MILWAUKEE — Gov. Scott Walker plans next week during his annual state of the state address to lay out a proposal for how Wisconsin should use an unanticipated $137.5 million budget surplus, with some of the money covering a plan to increase funding for rural schools.
At an annual state convention of school district officials, Walker also previewed a message he’ll deliver on Wednesday, touting historic spending on K-12 education in his latest budget and the impact of his controversial 2011 Act 10 law that hobbled the ability of public teachers unions to negotiate benefits, working conditions and wages.
“Making a historic investment in K-12 education is great, but knowing with certainty those dollars will be invested in improving the quality of the classroom is priceless,” Walker said.
Walker also took a dig at state Superintendent Tony Evers, one of several Democrats vying to challenge Walker’s bid for a third term, who was in attendance.
Walker read from a February 2017 Wisconsin State Journal article that noted Walker’s 2017-19 budget proposal put $227 million more into public schools than Evers’ budget proposal and quoted Evers’ saying at the time it was a “pro-kid budget” and “an important step forward.”
“I’m glad to see at least last year there was pretty broad-based support,” Walker said.
Immediately after Walker’s speech, Evers came on stage to hand out an award and deadpanned, “How ironic,” before responding: “Any time any governor adopts my budget, it’s a good day.”
In an interview with the State Journal afterward, Evers said he’s happy that Walker added money for K-12 schools — some $649 million in new spending over the biennium — “but the fact is for the last five years he cut $1 billion out (and) not counting inflation we’re not back to where we should be.”
“We’re still running behind,” Evers said. “That’s one of the reasons why I’m running (for governor). We haven’t made up that money they took from us in the past.”
Evers, who spoke at the convention on Wednesday, said school board members told him they saw the increased education funding as either not enough, given how many districts are still proposing referendums to exceed state-imposed revenue limits, or they see it as a political ploy.
Terry McCloskey, past president of the Wisconsin Association of School Boards and a Three Lakes School Board member, said Walker’s budget had a calming effect on school officials around the state.

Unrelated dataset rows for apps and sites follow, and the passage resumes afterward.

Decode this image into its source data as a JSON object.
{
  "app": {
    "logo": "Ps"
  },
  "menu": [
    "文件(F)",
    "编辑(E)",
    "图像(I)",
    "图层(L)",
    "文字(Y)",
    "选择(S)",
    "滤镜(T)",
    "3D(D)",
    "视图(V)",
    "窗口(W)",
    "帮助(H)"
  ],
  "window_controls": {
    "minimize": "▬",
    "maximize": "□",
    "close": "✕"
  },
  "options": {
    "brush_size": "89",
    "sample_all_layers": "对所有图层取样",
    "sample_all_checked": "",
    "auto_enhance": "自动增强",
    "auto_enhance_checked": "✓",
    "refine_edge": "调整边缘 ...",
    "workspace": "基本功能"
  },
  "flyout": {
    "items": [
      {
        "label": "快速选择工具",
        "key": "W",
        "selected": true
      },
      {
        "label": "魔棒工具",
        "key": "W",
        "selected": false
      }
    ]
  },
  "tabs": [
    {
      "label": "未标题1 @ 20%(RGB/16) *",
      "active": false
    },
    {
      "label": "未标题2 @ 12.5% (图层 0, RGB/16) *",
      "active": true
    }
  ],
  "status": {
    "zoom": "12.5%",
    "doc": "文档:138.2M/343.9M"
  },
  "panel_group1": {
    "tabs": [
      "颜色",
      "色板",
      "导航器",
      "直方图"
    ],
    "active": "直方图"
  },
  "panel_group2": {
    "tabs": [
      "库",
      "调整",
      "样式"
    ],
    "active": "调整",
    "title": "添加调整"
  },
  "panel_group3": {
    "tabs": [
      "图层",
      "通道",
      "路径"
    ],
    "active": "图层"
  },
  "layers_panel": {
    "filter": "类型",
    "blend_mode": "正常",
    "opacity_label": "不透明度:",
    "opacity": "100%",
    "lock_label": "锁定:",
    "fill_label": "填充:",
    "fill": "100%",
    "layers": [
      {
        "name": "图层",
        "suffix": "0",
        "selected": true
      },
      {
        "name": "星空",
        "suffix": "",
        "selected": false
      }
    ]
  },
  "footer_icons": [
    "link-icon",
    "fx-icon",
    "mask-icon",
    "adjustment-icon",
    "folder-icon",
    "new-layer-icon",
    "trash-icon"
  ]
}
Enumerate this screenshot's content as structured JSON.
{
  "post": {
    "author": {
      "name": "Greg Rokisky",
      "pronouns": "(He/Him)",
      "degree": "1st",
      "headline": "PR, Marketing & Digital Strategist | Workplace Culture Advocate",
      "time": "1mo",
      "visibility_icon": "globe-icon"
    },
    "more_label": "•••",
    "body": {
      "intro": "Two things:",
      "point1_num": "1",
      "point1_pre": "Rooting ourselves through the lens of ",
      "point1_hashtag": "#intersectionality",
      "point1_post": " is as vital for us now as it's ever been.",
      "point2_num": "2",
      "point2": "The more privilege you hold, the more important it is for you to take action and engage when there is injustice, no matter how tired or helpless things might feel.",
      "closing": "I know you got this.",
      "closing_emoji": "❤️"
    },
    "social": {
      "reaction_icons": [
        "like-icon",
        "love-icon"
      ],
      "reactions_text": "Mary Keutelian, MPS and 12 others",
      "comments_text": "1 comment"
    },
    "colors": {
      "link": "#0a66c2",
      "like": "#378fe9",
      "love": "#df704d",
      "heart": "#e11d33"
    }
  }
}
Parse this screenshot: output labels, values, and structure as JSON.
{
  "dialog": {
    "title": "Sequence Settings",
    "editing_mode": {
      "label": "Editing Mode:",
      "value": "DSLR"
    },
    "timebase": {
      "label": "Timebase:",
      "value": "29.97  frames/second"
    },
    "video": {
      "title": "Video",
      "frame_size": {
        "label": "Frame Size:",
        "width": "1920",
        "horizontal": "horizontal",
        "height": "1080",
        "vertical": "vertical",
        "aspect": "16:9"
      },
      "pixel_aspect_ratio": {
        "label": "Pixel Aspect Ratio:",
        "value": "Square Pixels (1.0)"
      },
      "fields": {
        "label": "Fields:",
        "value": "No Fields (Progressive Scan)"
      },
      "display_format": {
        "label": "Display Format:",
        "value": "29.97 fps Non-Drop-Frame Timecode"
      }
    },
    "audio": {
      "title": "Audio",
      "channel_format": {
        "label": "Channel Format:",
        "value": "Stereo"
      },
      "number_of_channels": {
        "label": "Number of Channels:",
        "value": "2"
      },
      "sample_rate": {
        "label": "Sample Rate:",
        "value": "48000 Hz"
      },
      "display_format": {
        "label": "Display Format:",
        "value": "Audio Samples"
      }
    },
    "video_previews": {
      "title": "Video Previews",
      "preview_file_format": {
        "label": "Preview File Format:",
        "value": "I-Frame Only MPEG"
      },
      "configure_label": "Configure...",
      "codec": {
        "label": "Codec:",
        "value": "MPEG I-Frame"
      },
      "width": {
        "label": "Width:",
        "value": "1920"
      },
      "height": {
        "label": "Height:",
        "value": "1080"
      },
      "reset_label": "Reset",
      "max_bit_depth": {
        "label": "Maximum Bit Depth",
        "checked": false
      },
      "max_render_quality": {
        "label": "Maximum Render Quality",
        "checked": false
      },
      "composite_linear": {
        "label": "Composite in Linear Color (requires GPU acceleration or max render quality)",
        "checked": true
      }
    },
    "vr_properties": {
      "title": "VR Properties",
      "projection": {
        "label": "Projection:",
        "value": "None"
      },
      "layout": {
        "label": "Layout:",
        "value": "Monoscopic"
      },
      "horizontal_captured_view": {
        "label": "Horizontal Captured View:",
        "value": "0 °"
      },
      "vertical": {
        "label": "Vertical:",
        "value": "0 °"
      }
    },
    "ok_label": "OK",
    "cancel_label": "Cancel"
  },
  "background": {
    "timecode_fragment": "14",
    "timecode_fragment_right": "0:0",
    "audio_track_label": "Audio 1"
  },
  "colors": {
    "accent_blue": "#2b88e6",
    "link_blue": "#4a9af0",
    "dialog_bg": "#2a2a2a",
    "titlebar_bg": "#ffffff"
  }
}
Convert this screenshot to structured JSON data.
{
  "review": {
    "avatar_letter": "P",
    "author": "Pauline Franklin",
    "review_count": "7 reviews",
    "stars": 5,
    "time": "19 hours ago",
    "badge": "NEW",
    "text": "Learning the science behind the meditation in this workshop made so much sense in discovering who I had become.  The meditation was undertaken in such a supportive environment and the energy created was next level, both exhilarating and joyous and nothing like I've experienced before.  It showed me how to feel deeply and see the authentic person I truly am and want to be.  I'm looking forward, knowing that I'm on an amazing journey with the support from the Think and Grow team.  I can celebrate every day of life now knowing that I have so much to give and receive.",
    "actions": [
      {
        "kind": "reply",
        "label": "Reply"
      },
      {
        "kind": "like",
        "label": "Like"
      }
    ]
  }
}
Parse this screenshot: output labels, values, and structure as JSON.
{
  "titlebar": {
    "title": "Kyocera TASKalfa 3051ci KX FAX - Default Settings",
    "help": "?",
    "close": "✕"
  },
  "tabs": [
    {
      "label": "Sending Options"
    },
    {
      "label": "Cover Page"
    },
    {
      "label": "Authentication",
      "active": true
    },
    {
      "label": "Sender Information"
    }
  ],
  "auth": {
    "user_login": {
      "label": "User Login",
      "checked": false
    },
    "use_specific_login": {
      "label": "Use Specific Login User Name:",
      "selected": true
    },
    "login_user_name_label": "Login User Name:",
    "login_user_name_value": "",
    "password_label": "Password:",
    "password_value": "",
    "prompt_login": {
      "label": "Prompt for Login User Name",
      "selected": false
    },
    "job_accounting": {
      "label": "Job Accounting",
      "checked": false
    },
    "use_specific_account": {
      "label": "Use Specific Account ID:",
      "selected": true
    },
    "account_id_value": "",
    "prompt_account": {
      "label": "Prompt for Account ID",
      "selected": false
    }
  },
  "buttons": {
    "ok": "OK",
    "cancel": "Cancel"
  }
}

He noted school boards have typically brought to the conference 18 to 25 resolutions for changes they would like to see at the state level, but this year there were only eight resolutions.
“I don’t think everybody’s happy, but I don’t think anybody’s unhappy,” McCloskey said.
Ken Neuburg, a Republican and Colfax School Board member, said he particularly appreciates Walker’s support for career training and college credit in high school and encouraging students to stay in Wisconsin.
Barb Callahan, a Democrat and director of pupil services for the Deerfield School District, said she also appreciates Walker’s increase in funding for schools, but sees Evers as being attentive to all issues facing K-12 schools, not just the budget. She hasn’t decided whom to support in the Democratic primary.
Speaking with reporters after the speech, Walker said part of the reason a Democrat won a surprise victory in the 10th Senate District race in northwestern Wisconsin on Tuesday was because he and his supporters need to do a better job conveying a message to voters about positive things happening in the state, such as the increased funding for K-12 education and record-low unemployment, which reached 3 percent last month.
That message will likely be central to his annual state of the state speech scheduled for 3 p.m. Wednesday. He will also lay out plans for the $137.5 million surplus.
On Friday he said the surplus funds will be used to cover a proposed $100 per pupil increase in aid to rural districts, which is expected to cost $6.4 million next year. Walker has also backed a proposal he previously vetoed from the budget that would raise the amount of funding certain districts can raise in combined state aid and property taxes from $9,100 per student to $9,400 next year and eventually to $9,800.
An average district can raise about $10,500 per pupil, a disparity that was created when the state imposed revenue limits on districts 25 years ago, penalizing districts that spent less than the national average.
The nonpartisan Legislative Fiscal Bureau said the unanticipated surplus resulted from $78 million more in estimated tax collections and departmental revenues and a decrease of $97.7 million in spending, mostly from refinanced bonds. The surplus triggers an automatic transfer of $38.2 million to the state’s rainy day fund.
The surplus is significantly less than the nearly $1 billion surplus Walker and Republicans were able to convert into tax cuts in 2014 just before his last re-election campaign.
Walker said the surplus funds won’t be used to cover the $80 million price tag for replacing the Lincoln Hills School for Boys and Copper Lake School for Girls juvenile prison with regional facilities — a solution Walker has recently embraced after years of dysfunction and abuse at the Irma facilities. Instead, Walker plans to discuss with lawmakers using state borrowing already authorized in the budget to cover those costs.